  3. I would NOT use instrumentation that Bach was not likely to have at the time the lost cantatas were believed to have been written. As I mentioned before, his resources were somewhat meager. He could count on the services of two accomplished oboists, and he himself could play the organ, but in other areas it was very hit-or-miss. He was fortunate if he had two or three voices to a part, and could rarely count on the services of a flautist. Thus, most of his cantatas have only one challenging choral part, and many have none at all, being written for solo voices. For important festival pieces, however, he usually went all out. A large orchestra for Bach would include two trumpets, two flutes, two oboes, timpani, and strings. Players for these instruments appear to have been more available around major feast days such as Christmas, either because there were more of them in town, or St. Thomasís was willing to shell out more money for their services.

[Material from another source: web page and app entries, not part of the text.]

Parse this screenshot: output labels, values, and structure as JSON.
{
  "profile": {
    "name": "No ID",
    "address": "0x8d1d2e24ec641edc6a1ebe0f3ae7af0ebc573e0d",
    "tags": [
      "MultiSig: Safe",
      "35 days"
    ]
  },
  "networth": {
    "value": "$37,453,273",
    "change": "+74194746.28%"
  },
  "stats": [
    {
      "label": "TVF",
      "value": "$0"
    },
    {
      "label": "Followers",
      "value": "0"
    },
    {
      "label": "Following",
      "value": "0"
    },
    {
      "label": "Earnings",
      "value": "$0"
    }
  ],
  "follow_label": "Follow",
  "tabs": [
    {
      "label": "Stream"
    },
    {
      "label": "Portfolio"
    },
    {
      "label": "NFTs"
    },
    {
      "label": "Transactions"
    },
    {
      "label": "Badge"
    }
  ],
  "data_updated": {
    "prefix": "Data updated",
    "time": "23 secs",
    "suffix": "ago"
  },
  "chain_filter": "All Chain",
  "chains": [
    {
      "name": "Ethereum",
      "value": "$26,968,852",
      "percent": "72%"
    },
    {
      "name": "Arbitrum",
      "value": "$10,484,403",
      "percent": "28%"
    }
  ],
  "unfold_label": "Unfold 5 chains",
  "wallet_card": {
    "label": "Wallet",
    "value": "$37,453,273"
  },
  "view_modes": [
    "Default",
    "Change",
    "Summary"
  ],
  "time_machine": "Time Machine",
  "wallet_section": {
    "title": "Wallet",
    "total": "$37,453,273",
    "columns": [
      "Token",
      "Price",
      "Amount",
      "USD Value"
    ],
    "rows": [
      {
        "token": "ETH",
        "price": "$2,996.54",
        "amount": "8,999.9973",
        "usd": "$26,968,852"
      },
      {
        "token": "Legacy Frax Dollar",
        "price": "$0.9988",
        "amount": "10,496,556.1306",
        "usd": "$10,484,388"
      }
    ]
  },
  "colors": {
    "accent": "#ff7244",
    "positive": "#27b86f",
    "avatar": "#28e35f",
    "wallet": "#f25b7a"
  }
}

  4. I would NOT allow elementary voice-leading errors to creep into the works. Normally, I donít worry too much about avoiding perfect parallel intervals in my more modern styles of writing. My rule of thumb is this: Try to avoid them, but if avoiding them means diminishing the effect of the music, then leave them in. Somehow, Bach was able to move about freely in his contrapuntal world without making such concessions, all the while making it look, or rather sound, easy. I had to strive to do the same thing in recreating his music.

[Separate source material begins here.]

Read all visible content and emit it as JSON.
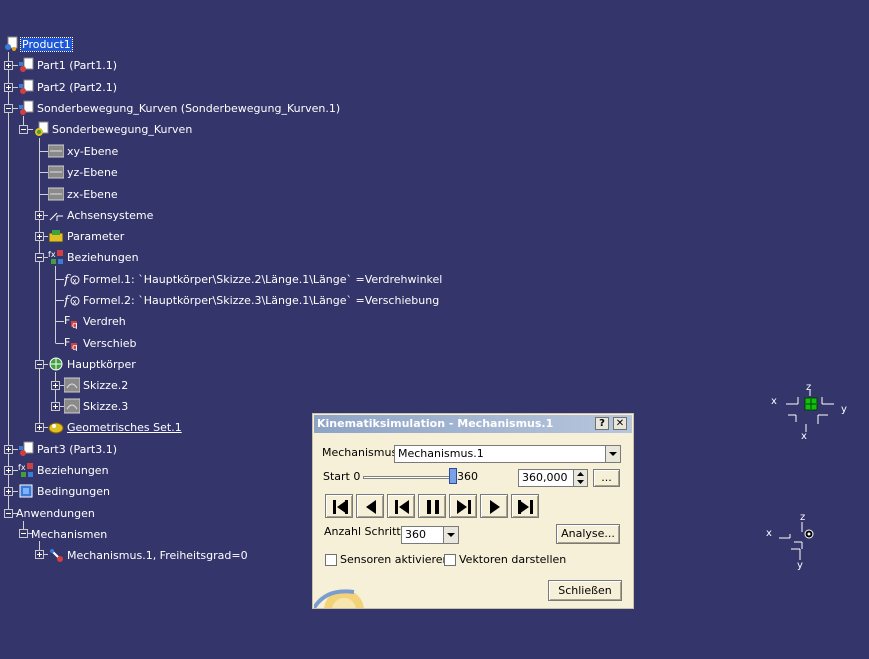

One way in which Bach was able to attain such a sense of freedom in his writing was to find various acceptable "loopholes" in the rules of counterpoint. One of these loopholes is heterophony, an often-overlooked cousin to the more familiar terms of monophony, homophony, and polyphony. Heterophony is a method of placing one melody against another, as in polyphony, but in this case the second melody is in fact derived from the first. It is a more ornamented version of it, creating a situation where the melodies are sometimes playing in unison, or parallel octaves, and sometimes playing against each other in counterpoint. Bach expanded on this concept in the chorale prelude, "Nun Danket Alle Gott", which appeared as a chorale setting in Cantata 80, "Gott der Herr ist Sonní und Schild". This was the type of chorale setting popularized by similar settings such as "Wachet Auf" and "Jesu, Joy of Manís Desiring", each of which consisted of a long, complex melodic line against which sections of the chorale melody were sung or played. The countermelody began long before the chorale melody, and ended long after. In "Nun Danket", Bach used a similar technique, except that the portion of the countermelody that played against the chorale had a heterophonic relationship to it. Therefore, the chorale melody was elaborated upon not only by embellishing the melodic line, but by expanding it until it was far longer than the original. In doing this, Bach was able to include parallel octaves with impunity.

Bach also had hidden parallel octaves in some works that resulted from parts crossing one another. If the alto part rises up above the soprano part for a single note, then goes down to its rightful place, the soprano line might be heard as going from the alto note to the next soprano note, which, in some cases, forms a parallel between the implied soprano line and another line. Bach could get away with this because he was adept at "training" the listener to follow a certain melodic pattern wherever it went, even if it crossed over another voice. Thus, the listener would not perceive this phantom soprano line formed from the composite soprano-alto melodies, but because of Bach's contrapuntal skill would be able to unravel them, and thus not hear it as a voice-leading mistake.